Anorexia Symptoms to Look Out For: Physical and Emotional Symptoms of Anorexia
Physical Anorexia Symptoms
The most obvious physical symptom of anorexia is of course an extremely low body weight, but anorexia sufferers may experience other physical symptoms as well. For example, people with anorexia may have a slow heartbeat, low blood pressure, and swollen feet and hands. They may also experience constipation problems, thinning hair, dry skin, and brittle nails. They may not experience pain as strongly as they normally did, and they may feel extremely cold.
For women anorexics their menstrual periods may slow or stop completely, and their breasts may shrink in size. Some people with anorexia also find that the skin on their arms and legs turns purple or blue due to poor circulation, and parts of their skin may appear yellow-orange, especially on their palms. They may feel constantly tired, but experience insomnia, and they may find themselves having dizzy spells or even fainting unexpectedly. Studies have also revealed that people who have had anorexia, even those who are no longer anorexic, may have an altered sense of taste (i.e., they taste things differently than other people do).
Emotional Anorexia Symptoms
People with anorexia show symptoms not only physically, but emotionally as well. Emotional anorexia symptoms may include a strong fear of weight gain, an obsession with exercise, a secretive attitude towards food, and a distorted body image. Even if a person with anorexia is extremely thin, he or she may view themselves as being overweight, and without treatment no amount of convincing can change this self image. Anorexia can also leave a person feeling emotionless or irritable, and possibly depressed. People with anorexia may withdraw socially, losing their interest in friends, family, and intimacy.

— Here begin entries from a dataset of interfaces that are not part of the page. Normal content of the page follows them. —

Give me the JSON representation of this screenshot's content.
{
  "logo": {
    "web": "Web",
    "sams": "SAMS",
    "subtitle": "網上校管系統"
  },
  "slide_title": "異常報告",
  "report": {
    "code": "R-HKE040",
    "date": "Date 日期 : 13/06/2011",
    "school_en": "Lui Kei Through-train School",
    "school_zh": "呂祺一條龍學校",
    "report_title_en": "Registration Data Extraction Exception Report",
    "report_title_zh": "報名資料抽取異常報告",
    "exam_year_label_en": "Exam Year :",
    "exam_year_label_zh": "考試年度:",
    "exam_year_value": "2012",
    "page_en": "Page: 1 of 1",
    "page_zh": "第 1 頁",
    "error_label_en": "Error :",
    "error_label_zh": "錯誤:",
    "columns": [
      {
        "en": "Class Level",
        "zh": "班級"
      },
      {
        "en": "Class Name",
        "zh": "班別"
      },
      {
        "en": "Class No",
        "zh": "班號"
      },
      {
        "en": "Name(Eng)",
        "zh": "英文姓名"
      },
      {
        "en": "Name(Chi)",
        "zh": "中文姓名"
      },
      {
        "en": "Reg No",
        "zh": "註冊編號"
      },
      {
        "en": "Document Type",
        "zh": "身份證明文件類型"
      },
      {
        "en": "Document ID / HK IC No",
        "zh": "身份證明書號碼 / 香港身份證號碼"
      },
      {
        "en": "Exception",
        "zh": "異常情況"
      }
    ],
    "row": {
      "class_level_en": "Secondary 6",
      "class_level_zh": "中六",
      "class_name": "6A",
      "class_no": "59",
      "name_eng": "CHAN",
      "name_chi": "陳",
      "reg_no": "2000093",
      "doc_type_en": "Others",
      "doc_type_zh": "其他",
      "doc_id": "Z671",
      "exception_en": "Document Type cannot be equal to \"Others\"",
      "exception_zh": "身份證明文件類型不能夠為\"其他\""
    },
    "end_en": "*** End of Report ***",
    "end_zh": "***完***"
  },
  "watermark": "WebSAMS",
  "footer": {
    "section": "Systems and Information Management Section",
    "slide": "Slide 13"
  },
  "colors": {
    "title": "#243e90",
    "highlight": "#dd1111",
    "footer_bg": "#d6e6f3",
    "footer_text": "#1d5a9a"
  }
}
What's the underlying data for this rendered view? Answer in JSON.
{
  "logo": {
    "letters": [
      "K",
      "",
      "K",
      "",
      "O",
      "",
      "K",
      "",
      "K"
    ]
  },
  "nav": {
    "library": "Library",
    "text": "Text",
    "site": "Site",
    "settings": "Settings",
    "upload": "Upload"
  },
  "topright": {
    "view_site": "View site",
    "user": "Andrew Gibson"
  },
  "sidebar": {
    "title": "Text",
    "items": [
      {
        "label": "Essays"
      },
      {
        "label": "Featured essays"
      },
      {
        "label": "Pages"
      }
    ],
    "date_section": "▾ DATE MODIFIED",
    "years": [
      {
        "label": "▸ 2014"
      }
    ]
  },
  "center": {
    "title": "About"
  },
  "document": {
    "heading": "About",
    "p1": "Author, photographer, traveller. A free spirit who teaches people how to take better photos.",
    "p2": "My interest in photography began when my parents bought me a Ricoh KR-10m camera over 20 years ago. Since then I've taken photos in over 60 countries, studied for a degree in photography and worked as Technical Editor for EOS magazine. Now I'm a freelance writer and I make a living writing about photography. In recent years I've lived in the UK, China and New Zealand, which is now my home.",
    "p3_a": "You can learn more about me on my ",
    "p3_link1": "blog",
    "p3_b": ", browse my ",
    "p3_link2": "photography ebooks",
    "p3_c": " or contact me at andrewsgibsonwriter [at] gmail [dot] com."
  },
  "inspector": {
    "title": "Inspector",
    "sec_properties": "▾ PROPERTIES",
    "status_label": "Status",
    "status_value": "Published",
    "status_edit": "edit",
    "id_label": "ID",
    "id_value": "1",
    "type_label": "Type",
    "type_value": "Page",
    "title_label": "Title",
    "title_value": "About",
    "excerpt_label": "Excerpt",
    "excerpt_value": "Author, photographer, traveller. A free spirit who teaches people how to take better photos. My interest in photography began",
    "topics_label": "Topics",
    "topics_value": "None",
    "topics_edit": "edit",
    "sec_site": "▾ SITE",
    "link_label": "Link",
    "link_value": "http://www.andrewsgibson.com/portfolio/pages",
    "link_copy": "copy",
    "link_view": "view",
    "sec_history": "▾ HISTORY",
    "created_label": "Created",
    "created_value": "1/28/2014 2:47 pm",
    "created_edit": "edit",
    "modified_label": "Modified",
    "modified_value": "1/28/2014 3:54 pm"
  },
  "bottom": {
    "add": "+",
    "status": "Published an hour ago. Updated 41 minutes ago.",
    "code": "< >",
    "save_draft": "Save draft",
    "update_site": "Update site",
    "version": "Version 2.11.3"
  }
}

Red Flags to Look Out For
If you suspect that someone you know has anorexia, look out for the following signs:
- Do they keep on skipping meals, or insisting on eating them in private?
- Do they have food rituals that must be completed each time they eat, such as cutting food into tiny pieces before eating, or chewing food but then spitting it out? (Other examples may include hoarding food or rearranging the food on the plate over and over again.)

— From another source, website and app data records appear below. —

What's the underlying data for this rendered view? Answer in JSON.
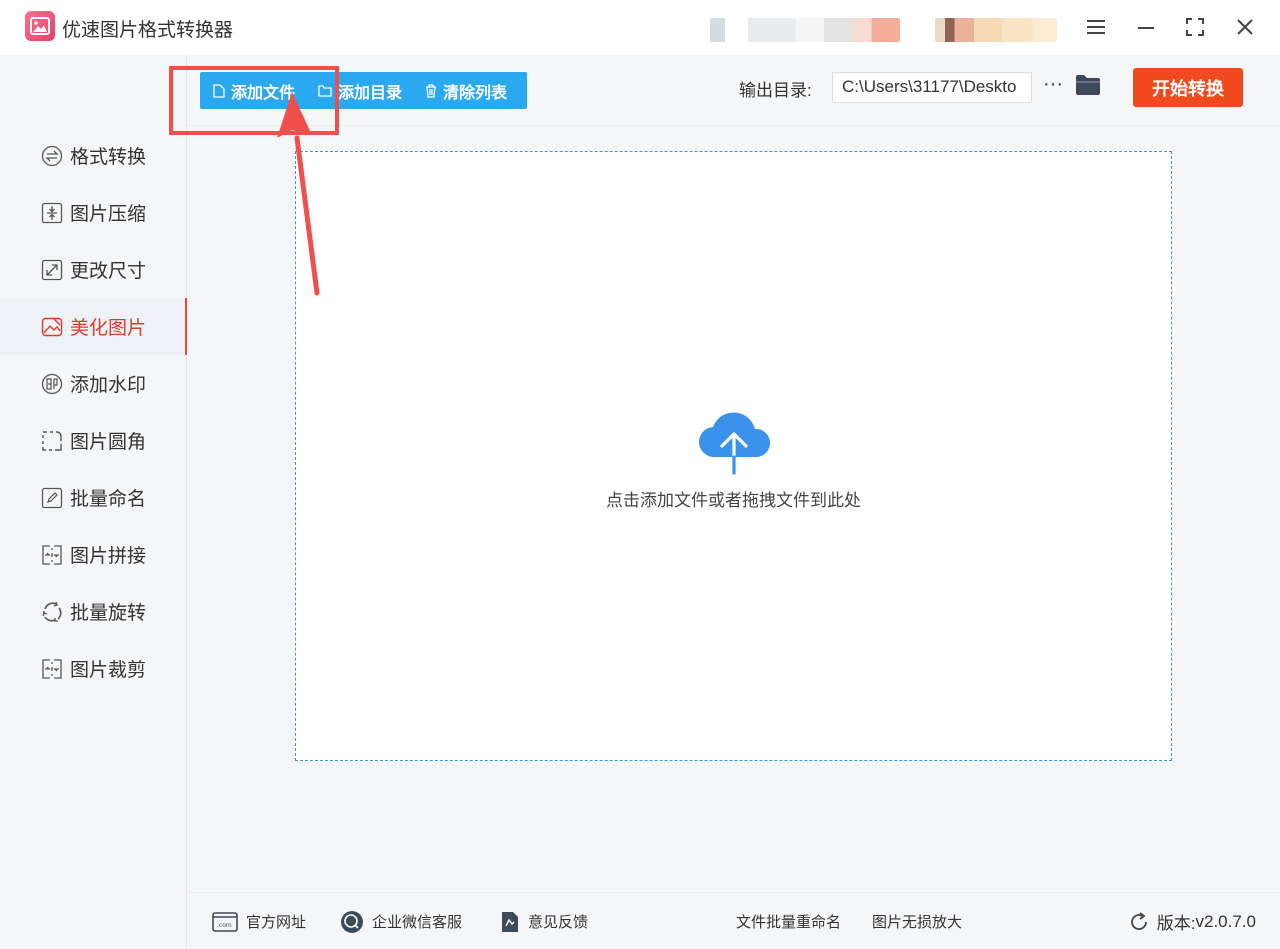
{
  "app": {
    "title": "优速图片格式转换器",
    "icon": "image-app-icon"
  },
  "window_controls": [
    "menu-icon",
    "minimize-icon",
    "maximize-icon",
    "close-icon"
  ],
  "sidebar": {
    "items": [
      {
        "label": "格式转换",
        "icon": "convert-icon",
        "active": false
      },
      {
        "label": "图片压缩",
        "icon": "compress-icon",
        "active": false
      },
      {
        "label": "更改尺寸",
        "icon": "resize-icon",
        "active": false
      },
      {
        "label": "美化图片",
        "icon": "beautify-icon",
        "active": true
      },
      {
        "label": "添加水印",
        "icon": "watermark-icon",
        "active": false
      },
      {
        "label": "图片圆角",
        "icon": "round-corner-icon",
        "active": false
      },
      {
        "label": "批量命名",
        "icon": "rename-icon",
        "active": false
      },
      {
        "label": "图片拼接",
        "icon": "splice-icon",
        "active": false
      },
      {
        "label": "批量旋转",
        "icon": "rotate-icon",
        "active": false
      },
      {
        "label": "图片裁剪",
        "icon": "crop-icon",
        "active": false
      }
    ]
  },
  "toolbar": {
    "add_file": "添加文件",
    "add_dir": "添加目录",
    "clear_list": "清除列表",
    "output_label": "输出目录:",
    "output_path": "C:\\Users\\31177\\Deskto",
    "more": "···",
    "start": "开始转换"
  },
  "dropzone": {
    "hint": "点击添加文件或者拖拽文件到此处",
    "icon": "cloud-upload-icon"
  },
  "footer": {
    "website": "官方网址",
    "wechat_service": "企业微信客服",
    "feedback": "意见反馈",
    "batch_rename": "文件批量重命名",
    "lossless_enlarge": "图片无损放大",
    "version_label": "版本:",
    "version": "v2.0.7.0"
  },
  "colors": {
    "accent_blue": "#2aa8f0",
    "start_red": "#f04a1e",
    "active_red": "#e23a2a",
    "annotation_red": "#f0504c",
    "cloud_blue": "#3a92ea"
  }
}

- Do they cook huge and elaborate meals for others, but refuse to eat them?
- Do they weigh themselves excessively, look into the mirror obsessively, and constantly talk about how fat they feel?
- Do they insist on eating only a few types of foods, specifically those that are extremely low in calories and fat? (Examples might include celery or lettuce.)
Recognizing these anorexia symptoms can help you to identify anorexia in your loved ones and encourage them to get help early on. People with anorexia who get help early in the process often recover more successfully than those who only get help later on.